▸ TASK INSTRUCTIONS
Your answer must be every record below, written out exactly as it appears.

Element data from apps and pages
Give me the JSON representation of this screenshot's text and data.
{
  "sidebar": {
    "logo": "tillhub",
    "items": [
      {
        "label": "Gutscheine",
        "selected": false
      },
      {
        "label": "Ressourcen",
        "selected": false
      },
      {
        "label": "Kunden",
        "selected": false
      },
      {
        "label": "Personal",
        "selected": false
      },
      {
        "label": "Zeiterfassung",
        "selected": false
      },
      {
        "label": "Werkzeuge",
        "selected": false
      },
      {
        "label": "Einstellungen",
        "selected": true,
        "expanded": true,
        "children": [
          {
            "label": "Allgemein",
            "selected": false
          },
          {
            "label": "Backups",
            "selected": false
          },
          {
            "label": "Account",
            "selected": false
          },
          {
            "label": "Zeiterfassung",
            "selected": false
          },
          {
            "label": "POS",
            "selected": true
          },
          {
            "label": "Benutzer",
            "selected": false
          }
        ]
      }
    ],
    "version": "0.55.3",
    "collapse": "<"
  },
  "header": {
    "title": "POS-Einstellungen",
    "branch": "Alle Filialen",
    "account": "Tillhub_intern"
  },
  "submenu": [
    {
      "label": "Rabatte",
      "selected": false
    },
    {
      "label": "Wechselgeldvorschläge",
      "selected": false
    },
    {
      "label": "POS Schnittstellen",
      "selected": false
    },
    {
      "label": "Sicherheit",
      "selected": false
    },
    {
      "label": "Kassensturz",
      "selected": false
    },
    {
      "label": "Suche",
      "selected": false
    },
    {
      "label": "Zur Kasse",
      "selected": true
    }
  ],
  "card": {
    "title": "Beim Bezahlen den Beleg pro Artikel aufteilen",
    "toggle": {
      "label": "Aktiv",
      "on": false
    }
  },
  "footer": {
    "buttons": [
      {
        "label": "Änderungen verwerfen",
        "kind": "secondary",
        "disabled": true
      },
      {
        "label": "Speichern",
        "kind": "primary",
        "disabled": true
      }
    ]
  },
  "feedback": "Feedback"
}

▸ SOLUTION TO THIS TASK
Give me the JSON representation of this screenshot's text and data.
{
  "sidebar": {
    "logo": "tillhub",
    "items": [
      {
        "label": "Gutscheine",
        "selected": false
      },
      {
        "label": "Ressourcen",
        "selected": false
      },
      {
        "label": "Kunden",
        "selected": false
      },
      {
        "label": "Personal",
        "selected": false
      },
      {
        "label": "Zeiterfassung",
        "selected": false
      },
      {
        "label": "Werkzeuge",
        "selected": false
      },
      {
        "label": "Einstellungen",
        "selected": true,
        "expanded": true,
        "children": [
          {
            "label": "Allgemein",
            "selected": false
          },
          {
            "label": "Backups",
            "selected": false
          },
          {
            "label": "Account",
            "selected": false
          },
          {
            "label": "Zeiterfassung",
            "selected": false
          },
          {
            "label": "POS",
            "selected": true
          },
          {
            "label": "Benutzer",
            "selected": false
          }
        ]
      }
    ],
    "version": "0.55.3",
    "collapse": "<"
  },
  "header": {
    "title": "POS-Einstellungen",
    "branch": "Alle Filialen",
    "account": "Tillhub_intern"
  },
  "submenu": [
    {
      "label": "Rabatte",
      "selected": false
    },
    {
      "label": "Wechselgeldvorschläge",
      "selected": false
    },
    {
      "label": "POS Schnittstellen",
      "selected": false
    },
    {
      "label": "Sicherheit",
      "selected": false
    },
    {
      "label": "Kassensturz",
      "selected": false
    },
    {
      "label": "Suche",
      "selected": false
    },
    {
      "label": "Zur Kasse",
      "selected": true
    }
  ],
  "card": {
    "title": "Beim Bezahlen den Beleg pro Artikel aufteilen",
    "toggle": {
      "label": "Aktiv",
      "on": false
    }
  },
  "footer": {
    "buttons": [
      {
        "label": "Änderungen verwerfen",
        "kind": "secondary",
        "disabled": true
      },
      {
        "label": "Speichern",
        "kind": "primary",
        "disabled": true
      }
    ]
  },
  "feedback": "Feedback"
}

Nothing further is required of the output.